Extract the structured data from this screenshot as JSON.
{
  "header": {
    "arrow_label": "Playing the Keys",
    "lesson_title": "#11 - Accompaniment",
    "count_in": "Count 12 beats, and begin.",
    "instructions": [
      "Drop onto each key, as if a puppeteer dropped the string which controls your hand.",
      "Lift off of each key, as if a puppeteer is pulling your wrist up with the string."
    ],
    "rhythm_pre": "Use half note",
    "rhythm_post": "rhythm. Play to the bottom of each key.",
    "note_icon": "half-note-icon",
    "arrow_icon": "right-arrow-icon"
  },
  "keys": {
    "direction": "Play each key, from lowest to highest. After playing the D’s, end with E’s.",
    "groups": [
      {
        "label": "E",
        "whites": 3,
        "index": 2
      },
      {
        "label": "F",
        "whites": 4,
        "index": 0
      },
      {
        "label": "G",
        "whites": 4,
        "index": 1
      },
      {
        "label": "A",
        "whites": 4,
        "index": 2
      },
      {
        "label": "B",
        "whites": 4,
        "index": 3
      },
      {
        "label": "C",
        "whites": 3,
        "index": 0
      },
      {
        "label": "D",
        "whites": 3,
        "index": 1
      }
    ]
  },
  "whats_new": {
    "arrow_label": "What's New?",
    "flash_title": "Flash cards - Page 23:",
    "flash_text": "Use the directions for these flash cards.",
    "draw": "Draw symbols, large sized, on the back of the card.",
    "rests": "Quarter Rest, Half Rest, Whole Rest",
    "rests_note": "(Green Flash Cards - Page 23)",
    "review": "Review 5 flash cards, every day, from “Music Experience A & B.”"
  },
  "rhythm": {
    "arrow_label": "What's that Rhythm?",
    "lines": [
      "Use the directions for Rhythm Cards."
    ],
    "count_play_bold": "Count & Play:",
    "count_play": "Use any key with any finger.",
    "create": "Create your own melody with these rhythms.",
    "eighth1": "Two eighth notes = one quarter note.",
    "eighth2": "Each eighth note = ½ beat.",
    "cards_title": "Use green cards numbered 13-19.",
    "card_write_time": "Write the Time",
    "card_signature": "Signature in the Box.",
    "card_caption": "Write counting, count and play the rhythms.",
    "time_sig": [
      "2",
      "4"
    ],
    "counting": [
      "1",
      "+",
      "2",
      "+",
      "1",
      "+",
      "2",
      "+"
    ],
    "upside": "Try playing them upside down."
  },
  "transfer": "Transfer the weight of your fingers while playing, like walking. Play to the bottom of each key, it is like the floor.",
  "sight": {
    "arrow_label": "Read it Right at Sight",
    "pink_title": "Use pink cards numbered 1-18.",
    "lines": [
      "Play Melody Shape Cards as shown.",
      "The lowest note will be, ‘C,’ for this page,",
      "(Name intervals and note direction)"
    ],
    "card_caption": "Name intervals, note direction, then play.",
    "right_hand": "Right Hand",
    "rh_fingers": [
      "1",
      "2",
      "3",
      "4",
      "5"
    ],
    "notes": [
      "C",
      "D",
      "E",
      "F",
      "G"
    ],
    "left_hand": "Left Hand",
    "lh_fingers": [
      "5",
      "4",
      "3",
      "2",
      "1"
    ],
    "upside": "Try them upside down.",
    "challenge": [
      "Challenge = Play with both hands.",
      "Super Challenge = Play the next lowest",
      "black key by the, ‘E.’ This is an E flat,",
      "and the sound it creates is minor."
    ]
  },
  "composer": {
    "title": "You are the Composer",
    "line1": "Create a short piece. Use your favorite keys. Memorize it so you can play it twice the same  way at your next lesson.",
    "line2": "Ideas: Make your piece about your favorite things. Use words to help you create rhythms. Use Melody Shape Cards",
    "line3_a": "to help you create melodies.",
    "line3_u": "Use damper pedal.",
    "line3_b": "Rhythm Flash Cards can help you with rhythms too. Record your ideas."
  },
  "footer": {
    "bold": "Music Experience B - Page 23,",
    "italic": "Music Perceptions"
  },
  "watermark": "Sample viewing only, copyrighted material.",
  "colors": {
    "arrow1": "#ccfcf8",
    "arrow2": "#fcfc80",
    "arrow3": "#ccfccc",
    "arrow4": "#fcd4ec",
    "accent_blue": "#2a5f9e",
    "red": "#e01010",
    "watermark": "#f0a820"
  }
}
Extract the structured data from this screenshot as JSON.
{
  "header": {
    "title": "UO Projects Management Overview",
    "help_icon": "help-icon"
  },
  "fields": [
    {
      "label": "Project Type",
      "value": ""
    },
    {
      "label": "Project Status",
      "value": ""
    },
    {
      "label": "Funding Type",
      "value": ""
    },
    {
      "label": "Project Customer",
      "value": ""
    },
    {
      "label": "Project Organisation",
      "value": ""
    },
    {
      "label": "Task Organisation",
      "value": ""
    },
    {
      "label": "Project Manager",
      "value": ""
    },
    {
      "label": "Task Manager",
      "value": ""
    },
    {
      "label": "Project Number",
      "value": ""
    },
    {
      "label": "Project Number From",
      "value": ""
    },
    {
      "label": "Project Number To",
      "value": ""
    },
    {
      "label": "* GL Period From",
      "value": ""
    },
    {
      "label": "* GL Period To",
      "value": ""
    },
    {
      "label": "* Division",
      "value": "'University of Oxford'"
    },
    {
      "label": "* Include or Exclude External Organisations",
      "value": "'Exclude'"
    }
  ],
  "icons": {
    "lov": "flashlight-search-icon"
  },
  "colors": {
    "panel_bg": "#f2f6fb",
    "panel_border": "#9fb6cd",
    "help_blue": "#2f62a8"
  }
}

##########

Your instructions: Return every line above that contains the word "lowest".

Exercise result:
    "direction": "Play each key, from lowest to highest. After playing the D’s, end with E’s.",
      "The lowest note will be, ‘C,’ for this page,",
      "Super Challenge = Play the next lowest",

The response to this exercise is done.